Some developers shifting to rentals as condo market softens
Number of completed but unsold condos in Ottawa hit 435 in May, up from 10-year average of 155
The frenzied condo-building boom in Ottawa appears to be waning and in its stead some developers are changing their plans to target renters instead of buyers.
In recent months the Canadian Mortgage and Housing Corporation (CMHC) has reported a lot of supply but less demand for condos in the city, and it has also noted that builders have scaled back on starting new projects.
Ben Myers of Fortress Real Developments said a few years ago a condo project launch in Ottawa led to brisk sales.

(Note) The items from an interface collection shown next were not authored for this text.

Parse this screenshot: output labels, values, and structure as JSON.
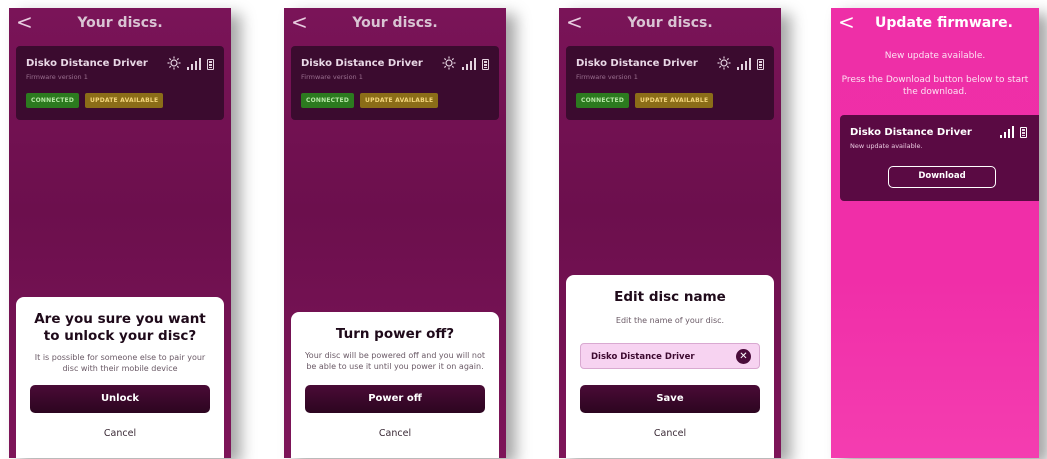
{
  "screens": [
    {
      "back": "<",
      "title": "Your discs.",
      "device": {
        "name": "Disko Distance Driver",
        "firmware": "Firmware version 1",
        "badge_connected": "CONNECTED",
        "badge_update": "UPDATE AVAILABLE"
      },
      "dialog": {
        "title": "Are you sure you want to unlock your disc?",
        "message": "It is possible for someone else to pair your disc with their mobile device",
        "primary": "Unlock",
        "cancel": "Cancel"
      }
    },
    {
      "back": "<",
      "title": "Your discs.",
      "device": {
        "name": "Disko Distance Driver",
        "firmware": "Firmware version 1",
        "badge_connected": "CONNECTED",
        "badge_update": "UPDATE AVAILABLE"
      },
      "dialog": {
        "title": "Turn power off?",
        "message": "Your disc will be powered off and you will not be able to use it until you power it on again.",
        "primary": "Power off",
        "cancel": "Cancel"
      }
    },
    {
      "back": "<",
      "title": "Your discs.",
      "device": {
        "name": "Disko Distance Driver",
        "firmware": "Firmware version 1",
        "badge_connected": "CONNECTED",
        "badge_update": "UPDATE AVAILABLE"
      },
      "dialog": {
        "title": "Edit disc name",
        "message": "Edit the name of your disc.",
        "input_value": "Disko Distance Driver",
        "primary": "Save",
        "cancel": "Cancel"
      }
    },
    {
      "back": "<",
      "title": "Update firmware.",
      "message1": "New update available.",
      "message2": "Press the Download button below to start the download.",
      "device": {
        "name": "Disko Distance Driver",
        "status": "New update available.",
        "button": "Download"
      }
    }
  ],
  "colors": {
    "accent_dark": "#6c0f4d",
    "accent_pink": "#f02ea8",
    "badge_connected": "#2c7a1f",
    "badge_update": "#8b6d18",
    "button_dark": "#3a0829"
  },
  "icons": [
    "chevron-left-icon",
    "gear-icon",
    "signal-icon",
    "battery-icon",
    "close-circle-icon"
  ]
}
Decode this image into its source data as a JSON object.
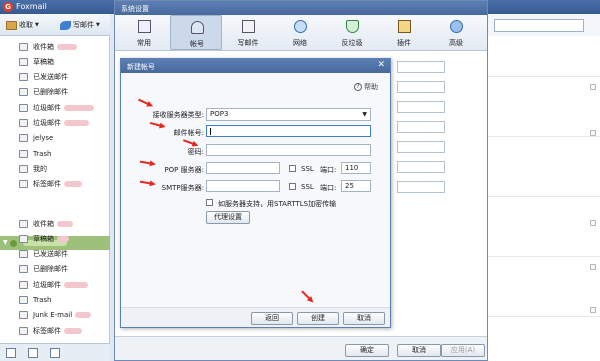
{
  "app": {
    "title": "Foxmail"
  },
  "toolbar": {
    "inbox_label": "收取",
    "compose_label": "写邮件"
  },
  "account1": {
    "folders": [
      {
        "label": "收件箱",
        "icon": "inbox-icon"
      },
      {
        "label": "草稿箱",
        "icon": "drafts-icon"
      },
      {
        "label": "已发送邮件",
        "icon": "sent-icon"
      },
      {
        "label": "已删除邮件",
        "icon": "trash-icon"
      },
      {
        "label": "垃圾邮件",
        "icon": "junk-icon"
      },
      {
        "label": "垃圾邮件",
        "icon": "folder-icon"
      },
      {
        "label": "jelyse",
        "icon": "folder-icon"
      },
      {
        "label": "Trash",
        "icon": "folder-icon"
      },
      {
        "label": "我的",
        "icon": "folder-icon"
      },
      {
        "label": "标签邮件",
        "icon": "folder-icon"
      }
    ]
  },
  "account2": {
    "folders": [
      {
        "label": "收件箱",
        "icon": "inbox-icon"
      },
      {
        "label": "草稿箱",
        "icon": "drafts-icon"
      },
      {
        "label": "已发送邮件",
        "icon": "sent-icon"
      },
      {
        "label": "已删除邮件",
        "icon": "trash-icon"
      },
      {
        "label": "垃圾邮件",
        "icon": "junk-icon"
      },
      {
        "label": "Trash",
        "icon": "folder-icon"
      },
      {
        "label": "Junk E-mail",
        "icon": "folder-icon"
      },
      {
        "label": "标签邮件",
        "icon": "folder-icon"
      }
    ]
  },
  "settings": {
    "title": "系统设置",
    "tabs": [
      {
        "label": "常用",
        "icon": "general-icon"
      },
      {
        "label": "帐号",
        "icon": "account-icon"
      },
      {
        "label": "写邮件",
        "icon": "compose-icon"
      },
      {
        "label": "网络",
        "icon": "network-icon"
      },
      {
        "label": "反垃圾",
        "icon": "antispam-icon"
      },
      {
        "label": "插件",
        "icon": "plugin-icon"
      },
      {
        "label": "高级",
        "icon": "advanced-icon"
      }
    ],
    "ok_label": "确定",
    "cancel_label": "取消",
    "apply_label": "应用(A)"
  },
  "new_account": {
    "title": "新建帐号",
    "help_label": "帮助",
    "server_type_label": "接收服务器类型:",
    "server_type_value": "POP3",
    "email_label": "邮件帐号:",
    "password_label": "密码:",
    "pop_label": "POP 服务器:",
    "smtp_label": "SMTP服务器:",
    "ssl_label": "SSL",
    "port_label": "端口:",
    "pop_port": "110",
    "smtp_port": "25",
    "starttls_label": "如服务器支持，用STARTTLS加密传输",
    "proxy_label": "代理设置",
    "back_label": "返回",
    "create_label": "创建",
    "cancel_label": "取消"
  },
  "colors": {
    "accent": "#48699c",
    "annotation_arrow": "#e8261c",
    "account_header": "#9dc07a"
  }
}
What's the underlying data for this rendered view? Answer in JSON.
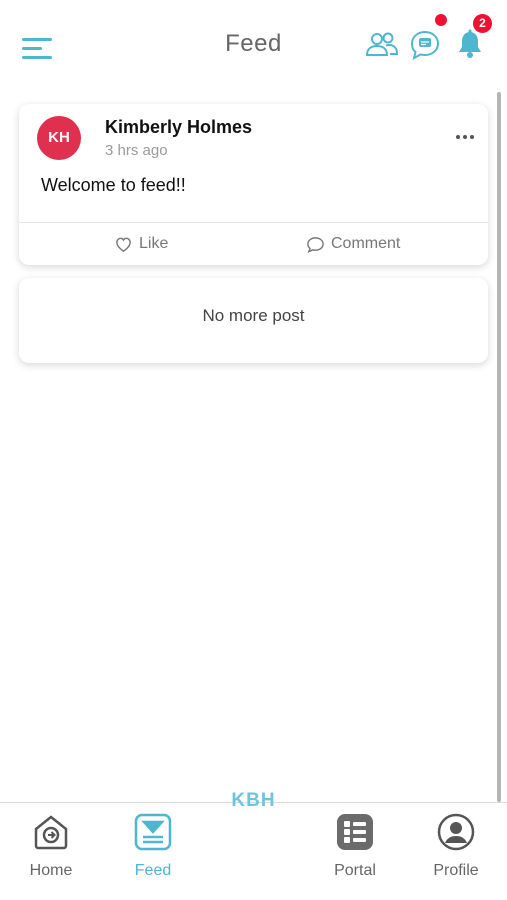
{
  "header": {
    "title": "Feed",
    "notification_count": "2",
    "icons": [
      "menu-icon",
      "friends-icon",
      "chat-icon",
      "bell-icon"
    ],
    "accent_color": "#4fb6cf",
    "badge_color": "#ee1133"
  },
  "post": {
    "avatar_initials": "KH",
    "avatar_color": "#e0304f",
    "author": "Kimberly Holmes",
    "time": "3 hrs ago",
    "text": "Welcome to feed!!",
    "like_label": "Like",
    "comment_label": "Comment"
  },
  "feed": {
    "end_message": "No more post"
  },
  "brand": "KBH",
  "nav": {
    "active": "Feed",
    "items": [
      {
        "label": "Home",
        "icon": "home-icon"
      },
      {
        "label": "Feed",
        "icon": "feed-icon"
      },
      {
        "label": "Portal",
        "icon": "portal-icon"
      },
      {
        "label": "Profile",
        "icon": "profile-icon"
      }
    ]
  }
}
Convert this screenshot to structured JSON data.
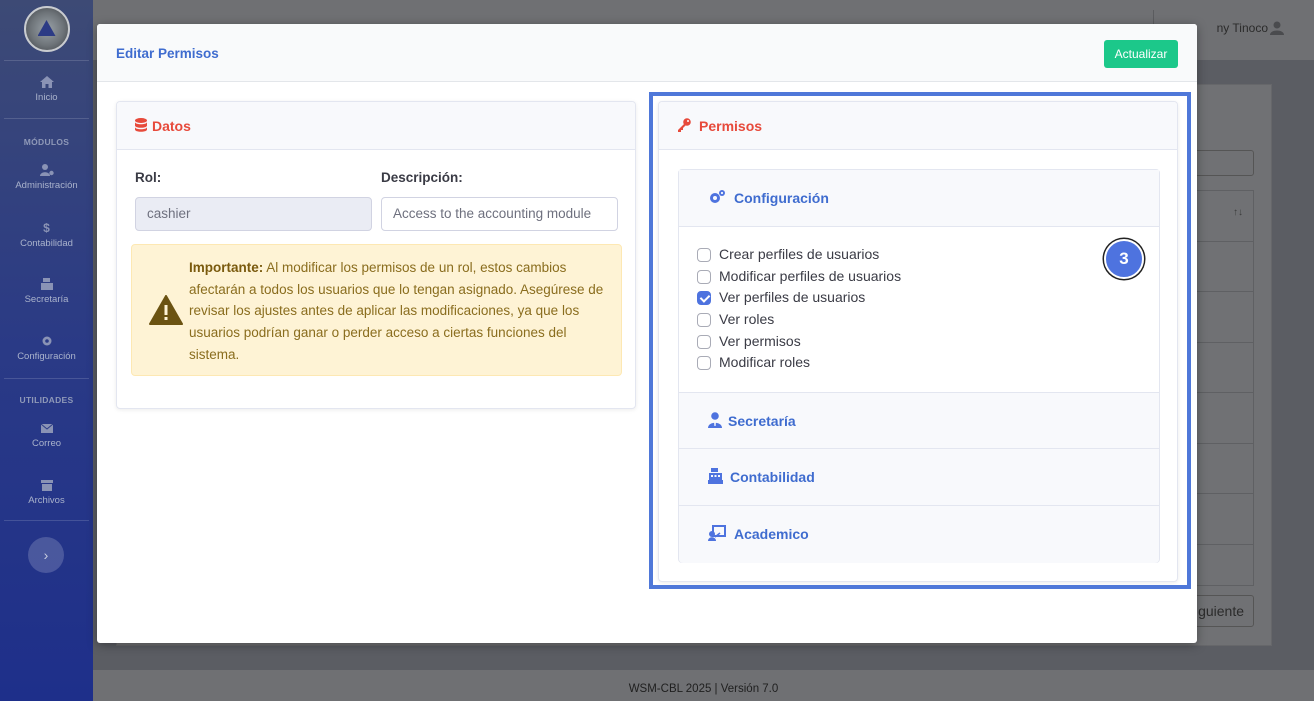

Now he says there's an oversupply of units and investors who once snapped them up are no longer as interested.
In June 2015, the CMHC reported that builders were scaling back on condominium apartment starts due to the tepid demand.
In May the number of completed and unsold condos in Ottawa reached 435, up from the 10-year average of about 155.
The market shift led Myers's company to change its plans for a 21-storey condominium tower on Bronson Avenue, instead constructing a rental building.
'There's a guaranteed demand'
"We felt we needed a change because we didn't want to go through a prolonged pre-sale process and build a sales office and all that fun stuff if the sales weren't there," he said.
The building's units will instead be marketed as higher-end rentals.
Elsewhere, near Dow's Lake, Ashcroft Homes is constructing the first of two towers geared toward renters.
Ashcroft's CEO, David Choo, said even if the condo market had remained strong he still would have targeted students at Carleton University, which is just an O-Train stop away from the site.
"I think more and more you're going to find that students are looking for better accommodation," he said.
Choo's company will act as the landlord of the first tower, and the units will be sold to would-be condo investors with a new twist to the pitch: buy a unit and Ashcroft will find tenants.
"There's a guaranteed demand and the demand doesn't really fluctuate with the economy, so you get a great return on your investment," Choo said.
The buildings remain zoned as condos so developers can change their plans if the markets shift again.